All-fiber modulators for laser applications

The objective of this work is to explore the usefulness of all-fiber modulators for laser applications. The modulators are based on refractive index change achieved in the core of the studied fiber- components, exploiting either the elasto-optic effect or the electro-optic effect. This is realized with the aid of electrodes inside the fiber cladding close to the core that provides either thermal stress in the core, or an electric field across the core. The electrodes consists of low melting-point alloys, such as BiSn and AuSn, which were pushed into the hole-fiber, in the liquid state, which then solidified to form solid electrodes filling the entire hole.

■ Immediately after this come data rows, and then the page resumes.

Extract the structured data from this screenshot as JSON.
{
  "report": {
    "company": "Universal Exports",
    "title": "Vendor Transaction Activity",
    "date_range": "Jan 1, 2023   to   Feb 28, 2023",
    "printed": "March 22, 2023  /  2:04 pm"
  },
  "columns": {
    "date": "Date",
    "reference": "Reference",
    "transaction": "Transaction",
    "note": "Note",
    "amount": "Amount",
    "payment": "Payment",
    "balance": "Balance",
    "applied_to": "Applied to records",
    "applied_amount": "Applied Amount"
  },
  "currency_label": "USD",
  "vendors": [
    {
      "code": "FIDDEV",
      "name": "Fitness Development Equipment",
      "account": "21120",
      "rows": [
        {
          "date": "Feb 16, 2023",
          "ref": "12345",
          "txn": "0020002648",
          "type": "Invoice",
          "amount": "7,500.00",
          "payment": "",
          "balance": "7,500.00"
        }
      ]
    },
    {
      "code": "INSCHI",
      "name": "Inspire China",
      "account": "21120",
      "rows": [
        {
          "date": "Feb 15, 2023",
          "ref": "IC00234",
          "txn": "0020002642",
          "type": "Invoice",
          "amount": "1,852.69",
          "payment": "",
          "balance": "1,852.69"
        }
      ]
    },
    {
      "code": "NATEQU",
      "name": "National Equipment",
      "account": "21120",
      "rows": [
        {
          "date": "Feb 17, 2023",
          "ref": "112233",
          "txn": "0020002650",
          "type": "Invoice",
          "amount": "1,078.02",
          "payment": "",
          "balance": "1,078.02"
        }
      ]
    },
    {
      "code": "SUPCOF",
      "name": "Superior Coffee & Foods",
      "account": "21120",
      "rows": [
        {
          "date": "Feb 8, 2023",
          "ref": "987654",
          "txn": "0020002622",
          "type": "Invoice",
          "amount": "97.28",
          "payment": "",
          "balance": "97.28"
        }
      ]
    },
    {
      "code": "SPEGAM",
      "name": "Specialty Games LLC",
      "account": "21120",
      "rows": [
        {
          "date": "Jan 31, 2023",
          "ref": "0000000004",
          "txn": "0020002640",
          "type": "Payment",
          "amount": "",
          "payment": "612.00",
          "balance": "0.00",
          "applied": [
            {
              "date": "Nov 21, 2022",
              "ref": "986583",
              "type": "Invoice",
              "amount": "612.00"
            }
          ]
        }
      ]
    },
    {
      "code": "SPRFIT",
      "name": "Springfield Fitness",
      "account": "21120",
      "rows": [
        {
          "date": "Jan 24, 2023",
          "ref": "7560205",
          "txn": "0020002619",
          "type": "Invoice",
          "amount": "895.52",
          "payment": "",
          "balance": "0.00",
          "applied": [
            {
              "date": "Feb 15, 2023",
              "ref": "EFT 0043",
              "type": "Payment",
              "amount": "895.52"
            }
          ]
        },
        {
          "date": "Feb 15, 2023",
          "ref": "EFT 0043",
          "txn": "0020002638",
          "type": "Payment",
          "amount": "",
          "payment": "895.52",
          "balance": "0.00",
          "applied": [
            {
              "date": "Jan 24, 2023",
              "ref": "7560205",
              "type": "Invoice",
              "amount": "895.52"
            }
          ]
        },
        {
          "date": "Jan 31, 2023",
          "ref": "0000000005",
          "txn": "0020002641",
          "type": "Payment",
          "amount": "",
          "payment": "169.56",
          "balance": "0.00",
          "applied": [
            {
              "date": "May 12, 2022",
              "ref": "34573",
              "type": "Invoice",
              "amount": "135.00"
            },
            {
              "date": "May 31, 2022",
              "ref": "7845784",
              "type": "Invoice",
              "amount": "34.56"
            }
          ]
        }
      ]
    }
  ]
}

Together with an analyzer such as a polarizer or an interferometer the achieved refractive index modulation in the core can then be translated into an amplitude modulation of the guided light, which is subsequently utilized for switching fiber-lasers to generate cavity dumped, Q-switched, or mode-locked pulses. The fast rise/fall-time of a few nanoseconds for the elasto-optic devices is due to the fast thermal expansion of the electrodes. The maximum repetition rate, however, is so far limited to a few tens of kHz, due to the slow thermal processes for dissipation of the applied energy. The electro-optic fiber components, which display similar rise/fall-times on the other hand, show a much higher cut-off frequency of 16 MHz.

The electro-optic, all-fiber switch is also employed to select single pulses at 1 MHz repetition rate out of a 7 MHz train of pulses. Additionally, simulations using the finite element method have  been performed in order to gain insight and to explain the underlying processes of the observed response of a long-period grating written in a 2-hole fiber with electrodes, when applying HV-pulses to one of these.

The studied fiber-components show great potential of becoming complementary devices with high damage threshold for all-fiber laser applications in the future.

PhD student: Micke Malmström. 

The thesis has been carried out at Dept of Applied Physics at KTH, group of Laser Physics in collaboration with Acreo Fiber Optics. The supervisors of the work were Fredrik Laurell (KTH) and Walter Margulis (Acreo).